Managing your Diabetes
How does someone with diabetes make sure they get the right amount of glucose, carbohydrate, or energy without their blood glucose getting too high? Remember that the food you eat is the energy that has to be balanced with exercise, which uses energy. The food that is best for someone who has diabetes isn’t magic or tasteless or unusual. It is regular food in the right amounts. Managing your diabetes will reduce your risk for complications of diabetes and help you feel better on a daily basis. The management of diabetes has three parts:
- Making healthy food choices
- Participating in physical activity
- Taking your prescribed medications
One way to see if you are managing your diabetes effectively is to monitor your blood glucose daily. Self-monitoring of blood glucose (SMBG) allows you to check your blood glucose level with a glucose meter and glucose testing strip and see if you are at, above, or below the normal blood glucose range. SMBG makes it easy for you to check your blood glucose wherever you are and whenever it is convenient for you. It is important to check your blood glucose level daily, but ask your doctor how many times a day you should check your blood glucose level for best monitoring.
Another way to measure how effectively you are managing your diabetes is with the glycosylated hemoglobin or HbA1c test. Unlike SMBG, the HbA1c test is performed by your doctor or health care provider. This test gives you an approximate average of your blood glucose levels over the last 2-3 months. This average is given as a percentage. The American Association of Endocrinologists recommends that the goal for most people with diabetes should be a HbA1c result of less than 6.5 percent.
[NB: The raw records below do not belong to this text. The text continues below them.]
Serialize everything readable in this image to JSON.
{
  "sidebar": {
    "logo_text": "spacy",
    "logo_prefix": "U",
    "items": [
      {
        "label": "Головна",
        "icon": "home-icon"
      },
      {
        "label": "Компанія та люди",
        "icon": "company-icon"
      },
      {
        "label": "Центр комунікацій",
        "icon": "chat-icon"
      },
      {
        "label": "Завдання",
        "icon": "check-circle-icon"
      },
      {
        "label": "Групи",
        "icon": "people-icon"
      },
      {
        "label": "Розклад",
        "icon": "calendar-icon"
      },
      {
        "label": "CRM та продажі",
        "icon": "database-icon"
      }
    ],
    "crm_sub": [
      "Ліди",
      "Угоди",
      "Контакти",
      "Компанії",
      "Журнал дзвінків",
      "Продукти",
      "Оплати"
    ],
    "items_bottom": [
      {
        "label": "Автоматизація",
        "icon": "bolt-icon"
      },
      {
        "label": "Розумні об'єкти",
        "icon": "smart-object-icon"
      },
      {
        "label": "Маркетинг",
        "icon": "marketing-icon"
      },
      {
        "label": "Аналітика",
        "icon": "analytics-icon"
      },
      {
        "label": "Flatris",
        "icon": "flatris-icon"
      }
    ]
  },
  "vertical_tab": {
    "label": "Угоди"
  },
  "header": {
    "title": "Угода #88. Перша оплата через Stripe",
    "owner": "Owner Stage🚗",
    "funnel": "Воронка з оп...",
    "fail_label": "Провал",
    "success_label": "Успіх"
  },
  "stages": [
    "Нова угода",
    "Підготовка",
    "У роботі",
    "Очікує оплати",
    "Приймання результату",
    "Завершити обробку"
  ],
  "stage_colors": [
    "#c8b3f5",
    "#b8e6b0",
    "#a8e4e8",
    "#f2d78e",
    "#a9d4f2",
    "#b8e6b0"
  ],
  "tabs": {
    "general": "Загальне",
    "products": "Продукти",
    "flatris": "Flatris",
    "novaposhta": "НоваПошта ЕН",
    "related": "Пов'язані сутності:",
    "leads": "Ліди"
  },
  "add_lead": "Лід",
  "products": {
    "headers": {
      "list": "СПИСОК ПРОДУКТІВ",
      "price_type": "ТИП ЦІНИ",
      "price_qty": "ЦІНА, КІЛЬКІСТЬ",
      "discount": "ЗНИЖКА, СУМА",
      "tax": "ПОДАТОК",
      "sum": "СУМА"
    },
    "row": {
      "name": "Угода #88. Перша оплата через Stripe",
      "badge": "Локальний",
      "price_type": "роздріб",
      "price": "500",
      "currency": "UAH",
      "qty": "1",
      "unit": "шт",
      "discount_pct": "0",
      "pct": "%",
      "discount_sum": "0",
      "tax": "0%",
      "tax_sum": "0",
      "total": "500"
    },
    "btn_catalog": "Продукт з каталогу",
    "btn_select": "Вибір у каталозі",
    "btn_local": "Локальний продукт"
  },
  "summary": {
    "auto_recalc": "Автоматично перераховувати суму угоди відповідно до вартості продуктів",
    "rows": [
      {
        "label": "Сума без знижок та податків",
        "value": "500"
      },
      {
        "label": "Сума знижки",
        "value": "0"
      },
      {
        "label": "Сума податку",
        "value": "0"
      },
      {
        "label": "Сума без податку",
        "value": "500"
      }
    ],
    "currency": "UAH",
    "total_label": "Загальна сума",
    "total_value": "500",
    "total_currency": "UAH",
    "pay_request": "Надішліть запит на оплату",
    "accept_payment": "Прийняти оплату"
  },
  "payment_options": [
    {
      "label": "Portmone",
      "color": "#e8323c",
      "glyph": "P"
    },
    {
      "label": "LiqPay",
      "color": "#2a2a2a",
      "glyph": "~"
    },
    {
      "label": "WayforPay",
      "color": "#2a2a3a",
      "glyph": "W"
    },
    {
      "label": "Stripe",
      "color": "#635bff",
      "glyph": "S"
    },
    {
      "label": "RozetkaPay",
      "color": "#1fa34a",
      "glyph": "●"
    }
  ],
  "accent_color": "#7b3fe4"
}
The risk for diabetes complications increases when HbA1c results are consistently 6.5 percent or above.
For more information, visit:
- American Association of Clinical Endocrinologists http://www.aace.com/
- American Diabetes Association http://www.diabetes.org/
This site was last updated June, 2014.
This is a source of information only, and is not medical advice.